* There were too many people standing on the bridge and when the wood gave, the people fell into the water.

What Insiders Know
A Classic Song about Work: “Working 9 to 5”

Dolly Parton is a famous American singer and actress. One of her famous movies is a “comedy” (funny movie) called “Nine to Five,” which was made in 1980. The phrase “working nine to five” refers to a normal work schedule. Many people arrive to the office at 9:00 a.m. and leave at 5:00 p.m., or “from nine to five.”

In the movie, Dolly Parton sings a song called “9 to 5.” Here are the “lyrics” (the words in a song) to the “chorus” (the part of a song that repeats many times).

Working nine to five, what a way to make a living.

Barely getting by, it's all taking and no giving.

They just use your mind, and they never give you credit.


It's enough to drive you crazy, if you let it.
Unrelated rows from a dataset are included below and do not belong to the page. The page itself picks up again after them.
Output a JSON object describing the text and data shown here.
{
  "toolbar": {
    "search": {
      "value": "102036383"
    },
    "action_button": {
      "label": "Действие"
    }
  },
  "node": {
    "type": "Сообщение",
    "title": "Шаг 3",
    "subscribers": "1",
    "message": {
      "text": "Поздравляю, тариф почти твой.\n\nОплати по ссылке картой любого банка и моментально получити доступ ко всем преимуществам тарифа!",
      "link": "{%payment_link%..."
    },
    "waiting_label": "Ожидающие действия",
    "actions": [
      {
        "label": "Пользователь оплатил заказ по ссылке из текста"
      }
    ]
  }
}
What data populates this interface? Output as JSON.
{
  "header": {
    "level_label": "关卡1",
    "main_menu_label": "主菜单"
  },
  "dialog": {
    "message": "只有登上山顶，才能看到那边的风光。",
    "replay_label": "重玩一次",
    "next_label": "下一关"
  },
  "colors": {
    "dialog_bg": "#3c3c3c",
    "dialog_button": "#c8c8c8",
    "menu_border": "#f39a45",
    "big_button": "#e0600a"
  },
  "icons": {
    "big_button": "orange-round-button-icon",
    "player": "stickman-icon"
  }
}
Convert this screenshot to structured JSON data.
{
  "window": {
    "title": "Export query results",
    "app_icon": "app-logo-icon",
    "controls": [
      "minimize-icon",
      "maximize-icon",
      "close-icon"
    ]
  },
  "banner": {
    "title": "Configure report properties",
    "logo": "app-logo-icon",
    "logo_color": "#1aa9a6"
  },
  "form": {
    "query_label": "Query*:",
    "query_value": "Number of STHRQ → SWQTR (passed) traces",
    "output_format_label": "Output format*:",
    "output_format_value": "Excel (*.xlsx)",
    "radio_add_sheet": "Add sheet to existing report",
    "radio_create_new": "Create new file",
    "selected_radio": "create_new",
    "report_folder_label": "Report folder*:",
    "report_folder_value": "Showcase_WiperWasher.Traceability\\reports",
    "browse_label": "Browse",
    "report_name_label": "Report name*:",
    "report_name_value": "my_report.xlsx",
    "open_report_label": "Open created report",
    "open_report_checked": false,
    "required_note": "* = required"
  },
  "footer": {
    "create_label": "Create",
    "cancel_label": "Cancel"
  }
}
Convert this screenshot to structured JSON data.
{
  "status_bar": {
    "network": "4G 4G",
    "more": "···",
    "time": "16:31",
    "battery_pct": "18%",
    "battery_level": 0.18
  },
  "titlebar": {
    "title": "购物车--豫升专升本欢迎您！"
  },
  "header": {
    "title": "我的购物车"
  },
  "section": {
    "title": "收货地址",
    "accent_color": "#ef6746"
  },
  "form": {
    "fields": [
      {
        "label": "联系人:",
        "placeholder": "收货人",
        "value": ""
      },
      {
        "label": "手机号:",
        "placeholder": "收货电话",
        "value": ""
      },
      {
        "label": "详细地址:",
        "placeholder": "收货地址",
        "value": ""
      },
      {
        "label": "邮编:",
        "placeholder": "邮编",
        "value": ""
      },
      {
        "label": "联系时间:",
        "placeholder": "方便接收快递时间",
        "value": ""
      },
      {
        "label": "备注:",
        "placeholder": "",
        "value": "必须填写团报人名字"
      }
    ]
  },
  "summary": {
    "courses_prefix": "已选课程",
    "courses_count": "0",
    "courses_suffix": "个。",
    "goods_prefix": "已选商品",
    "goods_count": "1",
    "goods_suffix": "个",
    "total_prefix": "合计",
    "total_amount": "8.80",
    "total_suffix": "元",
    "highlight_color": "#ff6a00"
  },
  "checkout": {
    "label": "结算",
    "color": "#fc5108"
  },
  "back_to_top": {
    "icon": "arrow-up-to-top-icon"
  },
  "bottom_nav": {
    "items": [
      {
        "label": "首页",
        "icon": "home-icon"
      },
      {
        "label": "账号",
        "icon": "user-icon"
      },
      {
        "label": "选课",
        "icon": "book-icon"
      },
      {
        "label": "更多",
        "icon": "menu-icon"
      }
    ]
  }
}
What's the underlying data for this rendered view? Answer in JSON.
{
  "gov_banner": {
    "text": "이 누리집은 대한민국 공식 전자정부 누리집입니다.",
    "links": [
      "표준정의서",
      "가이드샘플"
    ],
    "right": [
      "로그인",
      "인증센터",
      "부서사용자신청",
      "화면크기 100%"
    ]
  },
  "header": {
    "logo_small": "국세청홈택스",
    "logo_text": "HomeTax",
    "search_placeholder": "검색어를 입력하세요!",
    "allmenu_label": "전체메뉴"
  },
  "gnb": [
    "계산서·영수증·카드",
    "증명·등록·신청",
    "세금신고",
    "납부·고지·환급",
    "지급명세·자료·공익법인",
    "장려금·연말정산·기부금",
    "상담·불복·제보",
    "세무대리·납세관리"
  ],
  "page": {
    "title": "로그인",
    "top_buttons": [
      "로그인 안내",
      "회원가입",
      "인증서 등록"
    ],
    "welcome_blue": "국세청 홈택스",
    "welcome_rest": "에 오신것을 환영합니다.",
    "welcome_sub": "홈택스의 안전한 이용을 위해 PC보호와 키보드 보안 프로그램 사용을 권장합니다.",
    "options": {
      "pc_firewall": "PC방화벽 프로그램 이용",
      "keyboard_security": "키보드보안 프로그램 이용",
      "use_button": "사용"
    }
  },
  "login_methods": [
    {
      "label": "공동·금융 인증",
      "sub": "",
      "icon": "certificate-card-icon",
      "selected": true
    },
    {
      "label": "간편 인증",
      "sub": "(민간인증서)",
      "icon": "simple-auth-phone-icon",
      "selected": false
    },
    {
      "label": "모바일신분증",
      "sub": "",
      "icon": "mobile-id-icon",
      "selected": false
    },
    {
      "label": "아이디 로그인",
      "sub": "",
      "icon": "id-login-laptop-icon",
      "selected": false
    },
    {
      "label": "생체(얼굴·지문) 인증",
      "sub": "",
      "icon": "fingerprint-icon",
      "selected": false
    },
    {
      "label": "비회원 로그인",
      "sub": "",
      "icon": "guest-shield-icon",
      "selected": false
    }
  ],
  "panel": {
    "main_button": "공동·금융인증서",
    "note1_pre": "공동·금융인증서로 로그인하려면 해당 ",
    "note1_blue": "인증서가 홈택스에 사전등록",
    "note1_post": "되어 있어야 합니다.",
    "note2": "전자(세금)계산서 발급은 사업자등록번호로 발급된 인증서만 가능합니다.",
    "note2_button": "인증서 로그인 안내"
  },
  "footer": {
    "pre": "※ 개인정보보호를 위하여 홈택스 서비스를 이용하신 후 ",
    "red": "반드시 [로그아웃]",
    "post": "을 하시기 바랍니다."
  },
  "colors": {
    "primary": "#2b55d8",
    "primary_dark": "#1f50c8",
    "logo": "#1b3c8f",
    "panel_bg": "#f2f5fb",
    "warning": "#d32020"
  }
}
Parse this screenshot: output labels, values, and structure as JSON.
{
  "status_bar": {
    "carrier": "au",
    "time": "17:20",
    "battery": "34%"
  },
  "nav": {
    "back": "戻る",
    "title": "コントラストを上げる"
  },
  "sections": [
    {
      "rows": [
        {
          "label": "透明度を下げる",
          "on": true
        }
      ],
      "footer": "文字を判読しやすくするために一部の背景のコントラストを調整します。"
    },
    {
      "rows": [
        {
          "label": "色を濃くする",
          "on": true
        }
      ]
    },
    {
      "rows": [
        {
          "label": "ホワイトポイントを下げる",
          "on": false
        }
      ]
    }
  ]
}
The first line means that working all day, from 9:00 a.m. to 5:00 p.m., is a difficult way “to make a living,” or to make enough money to live a daily life. She is “barely” (hardly) “getting by.” “To get by” means to have enough money to pay for what one needs. In other words, she doesn’t get enough money from her job to pay for everything she needs. “It’s all taking and no giving,” meaning that her job is taking a lot of her time and energy, but it isn’t giving her very much money. There is a popular expression, “give and take,” which means that two people (or organizations) share the work and the rewards. When one side “takes” too much and the other side doesn’t “give” enough, then that’s not a good relationship.

She sings, “They just use your mind, and they never give you credit.” This means that the employer is using her ideas to help the business, but it never thanks her for her hard work. “To give (someone) credit” means to give them recognition, thanks, or reward for their work or accomplishment. The last line says, “It’s enough to drive you crazy, if you let it.” This means that her job is very frustrating and it could make her feel crazy, if she allows it to.

This is a well-known song that many Americans who work nine to five can relate to. They feel that the lyrics show their own feelings about working hard and not getting the reward they deserve.